Cars are the greatest. They get you to where you need to go… most of the time. They can also let you down at the worst moment if a critical part fails. Wheel bearings get a lot of use while we drive and [Dmitriy] found out the hard way how quickly they can fail. Instead of getting cranky about it, he set out to change the damaged bearing himself. In the process he made a pretty neat DIY bearing puller.
Some wheel bearings, on the front of a 2WD truck for example, are only held on by one large nut and easily slide off the spindle. This was not the case for the rear of [Dmitriy’s] AWD Subaru. The rear bearings are press-fit into a bearing housing. These are hard to remove because Outer Diameter of the bearing is actually just slightly larger than the Inner Diameter of the bearing housing. This method of retaining parts together is called an ‘interference fit‘.
[Dmitriy’s] gadget uses one of Hackaday’s favorite simple machines, the screw, to slowly force the bearing out of its housing. It works by inserting a threaded rod through the bearing and bearing housing. Each side has a large washer and nut installed as well as a PVC pipe spacer providing support for the threaded rod. As the opposing nuts are tightened, one washer presses against the bearing and the bearing slowly slides out of the housing. Installation of the new bearing is the same except the tool is reversed to press the bushing into the housing.
We’ve seen strollers and car seats that have a steering wheel for the baby to play with (like in the opening of The Simpsons). But what we hadn’t seen is a stroller that allows baby to actually steer. You might think that a putting a motorized vehicle in the hands of someone so young is an accident waiting to happen. But [Xandon Frogget] thought of that and used familiar hardware to add some safety features.

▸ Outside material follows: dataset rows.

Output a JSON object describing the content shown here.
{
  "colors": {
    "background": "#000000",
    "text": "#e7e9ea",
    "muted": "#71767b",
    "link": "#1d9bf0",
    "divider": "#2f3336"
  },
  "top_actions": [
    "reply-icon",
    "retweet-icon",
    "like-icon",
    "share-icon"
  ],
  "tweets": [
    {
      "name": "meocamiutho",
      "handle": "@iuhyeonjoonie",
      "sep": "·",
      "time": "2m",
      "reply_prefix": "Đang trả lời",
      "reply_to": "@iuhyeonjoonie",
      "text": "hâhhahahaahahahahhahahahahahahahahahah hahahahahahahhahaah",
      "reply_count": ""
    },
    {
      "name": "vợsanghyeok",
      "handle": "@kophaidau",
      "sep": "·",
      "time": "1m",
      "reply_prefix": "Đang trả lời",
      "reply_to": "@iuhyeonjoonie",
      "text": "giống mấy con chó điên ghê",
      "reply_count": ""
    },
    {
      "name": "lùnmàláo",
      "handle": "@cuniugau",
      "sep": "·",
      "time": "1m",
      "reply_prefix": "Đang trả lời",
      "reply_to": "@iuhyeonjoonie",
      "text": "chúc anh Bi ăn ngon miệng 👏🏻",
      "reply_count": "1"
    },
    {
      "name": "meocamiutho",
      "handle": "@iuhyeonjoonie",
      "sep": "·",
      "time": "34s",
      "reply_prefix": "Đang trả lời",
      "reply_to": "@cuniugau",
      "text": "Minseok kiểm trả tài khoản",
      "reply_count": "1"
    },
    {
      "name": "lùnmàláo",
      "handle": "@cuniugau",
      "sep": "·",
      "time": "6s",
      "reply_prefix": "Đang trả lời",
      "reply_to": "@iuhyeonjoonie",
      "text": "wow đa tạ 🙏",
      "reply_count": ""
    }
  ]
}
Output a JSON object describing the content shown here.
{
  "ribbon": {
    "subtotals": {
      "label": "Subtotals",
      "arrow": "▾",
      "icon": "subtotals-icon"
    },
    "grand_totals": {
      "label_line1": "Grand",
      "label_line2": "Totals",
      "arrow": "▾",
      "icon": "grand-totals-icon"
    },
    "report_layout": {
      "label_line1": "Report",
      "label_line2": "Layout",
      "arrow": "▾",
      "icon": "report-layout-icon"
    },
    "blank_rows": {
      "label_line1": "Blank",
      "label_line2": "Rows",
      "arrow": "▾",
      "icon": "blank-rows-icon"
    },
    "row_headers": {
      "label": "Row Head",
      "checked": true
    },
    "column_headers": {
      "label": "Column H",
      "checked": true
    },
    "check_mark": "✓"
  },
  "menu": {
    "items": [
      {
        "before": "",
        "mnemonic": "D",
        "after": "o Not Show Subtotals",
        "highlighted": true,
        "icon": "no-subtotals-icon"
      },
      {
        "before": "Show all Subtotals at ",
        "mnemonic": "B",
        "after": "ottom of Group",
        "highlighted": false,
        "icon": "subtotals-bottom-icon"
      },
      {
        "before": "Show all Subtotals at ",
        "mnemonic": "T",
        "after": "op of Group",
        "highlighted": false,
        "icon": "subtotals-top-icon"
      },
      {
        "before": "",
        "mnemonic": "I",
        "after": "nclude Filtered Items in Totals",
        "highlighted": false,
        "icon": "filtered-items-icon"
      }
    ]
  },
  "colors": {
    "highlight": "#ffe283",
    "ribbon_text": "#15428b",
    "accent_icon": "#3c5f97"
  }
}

The stroller seen above is a tricycle setup, making it quite easy to add motors to the two rear wheels. These are controlled by a tablet which you can see nestled on the canopy of the stroller (look for the light reflected on the glass). This interfaces with two Kinect sensors, one pointing forward and the other pointing back. They continually scan the environment, looking for obstacles in the stroller’s path. You can see [Xandon’s] little girl holding a Wii Wheel, which connects with the tablet to facilitate steering. A test run at the playground is embedded after the break.